* EXERCISE MATERIALS
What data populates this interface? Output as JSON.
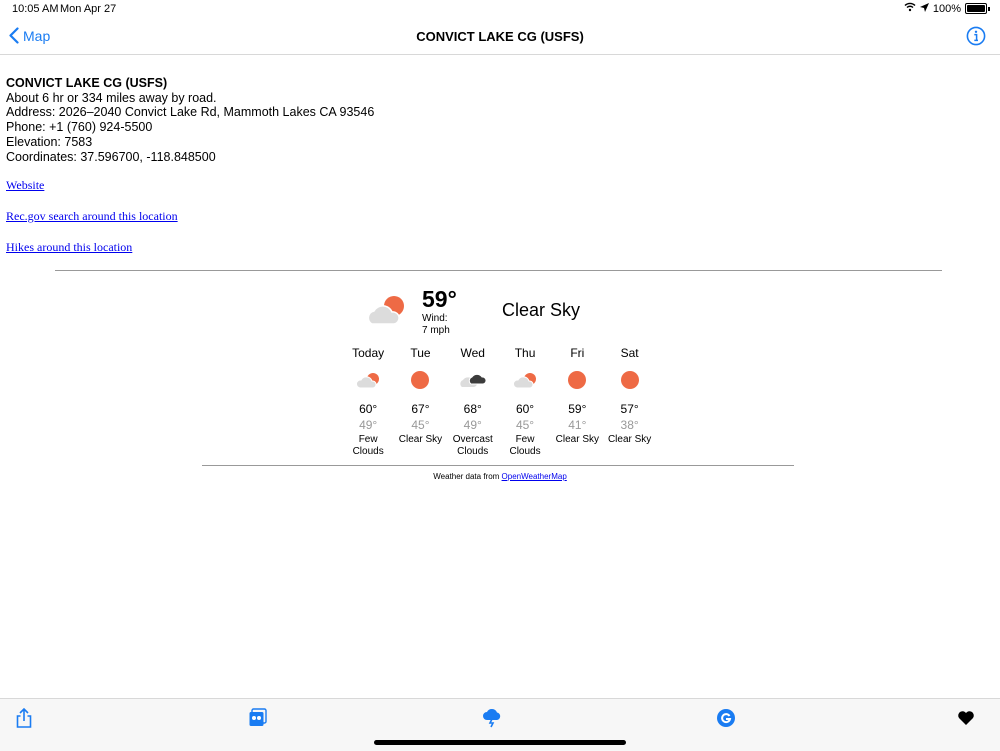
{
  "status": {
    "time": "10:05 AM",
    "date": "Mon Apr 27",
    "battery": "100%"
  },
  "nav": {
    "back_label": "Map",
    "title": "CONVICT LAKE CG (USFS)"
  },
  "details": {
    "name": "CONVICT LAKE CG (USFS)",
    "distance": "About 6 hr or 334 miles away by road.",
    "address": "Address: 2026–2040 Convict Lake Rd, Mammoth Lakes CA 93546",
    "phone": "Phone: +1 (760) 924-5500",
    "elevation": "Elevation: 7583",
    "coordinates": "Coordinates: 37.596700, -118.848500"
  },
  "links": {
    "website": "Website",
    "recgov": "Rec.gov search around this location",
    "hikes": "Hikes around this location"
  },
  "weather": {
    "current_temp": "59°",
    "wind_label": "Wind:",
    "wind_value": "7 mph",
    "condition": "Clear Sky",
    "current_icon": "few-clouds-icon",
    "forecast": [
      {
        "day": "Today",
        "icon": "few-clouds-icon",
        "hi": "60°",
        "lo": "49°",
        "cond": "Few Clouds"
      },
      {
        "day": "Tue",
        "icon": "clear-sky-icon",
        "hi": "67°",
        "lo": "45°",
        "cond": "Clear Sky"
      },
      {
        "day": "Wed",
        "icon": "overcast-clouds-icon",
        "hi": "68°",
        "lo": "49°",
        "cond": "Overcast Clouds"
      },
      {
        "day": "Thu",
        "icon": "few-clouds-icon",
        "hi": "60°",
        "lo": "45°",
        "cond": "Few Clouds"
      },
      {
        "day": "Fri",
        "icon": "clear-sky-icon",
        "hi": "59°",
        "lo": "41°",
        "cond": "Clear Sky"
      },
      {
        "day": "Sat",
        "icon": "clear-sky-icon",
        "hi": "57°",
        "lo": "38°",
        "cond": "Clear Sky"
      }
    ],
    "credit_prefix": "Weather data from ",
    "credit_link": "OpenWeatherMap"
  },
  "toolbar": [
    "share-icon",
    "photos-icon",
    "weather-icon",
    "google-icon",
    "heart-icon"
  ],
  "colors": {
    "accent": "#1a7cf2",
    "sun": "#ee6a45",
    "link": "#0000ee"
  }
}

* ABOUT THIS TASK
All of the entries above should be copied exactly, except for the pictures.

* TASK SOLUTION
What data populates this interface? Output as JSON.
{
  "status": {
    "time": "10:05 AM",
    "date": "Mon Apr 27",
    "battery": "100%"
  },
  "nav": {
    "back_label": "Map",
    "title": "CONVICT LAKE CG (USFS)"
  },
  "details": {
    "name": "CONVICT LAKE CG (USFS)",
    "distance": "About 6 hr or 334 miles away by road.",
    "address": "Address: 2026–2040 Convict Lake Rd, Mammoth Lakes CA 93546",
    "phone": "Phone: +1 (760) 924-5500",
    "elevation": "Elevation: 7583",
    "coordinates": "Coordinates: 37.596700, -118.848500"
  },
  "links": {
    "website": "Website",
    "recgov": "Rec.gov search around this location",
    "hikes": "Hikes around this location"
  },
  "weather": {
    "current_temp": "59°",
    "wind_label": "Wind:",
    "wind_value": "7 mph",
    "condition": "Clear Sky",
    "current_icon": "few-clouds-icon",
    "forecast": [
      {
        "day": "Today",
        "icon": "few-clouds-icon",
        "hi": "60°",
        "lo": "49°",
        "cond": "Few Clouds"
      },
      {
        "day": "Tue",
        "icon": "clear-sky-icon",
        "hi": "67°",
        "lo": "45°",
        "cond": "Clear Sky"
      },
      {
        "day": "Wed",
        "icon": "overcast-clouds-icon",
        "hi": "68°",
        "lo": "49°",
        "cond": "Overcast Clouds"
      },
      {
        "day": "Thu",
        "icon": "few-clouds-icon",
        "hi": "60°",
        "lo": "45°",
        "cond": "Few Clouds"
      },
      {
        "day": "Fri",
        "icon": "clear-sky-icon",
        "hi": "59°",
        "lo": "41°",
        "cond": "Clear Sky"
      },
      {
        "day": "Sat",
        "icon": "clear-sky-icon",
        "hi": "57°",
        "lo": "38°",
        "cond": "Clear Sky"
      }
    ],
    "credit_prefix": "Weather data from ",
    "credit_link": "OpenWeatherMap"
  },
  "toolbar": [
    "share-icon",
    "photos-icon",
    "weather-icon",
    "google-icon",
    "heart-icon"
  ],
  "colors": {
    "accent": "#1a7cf2",
    "sun": "#ee6a45",
    "link": "#0000ee"
  }
}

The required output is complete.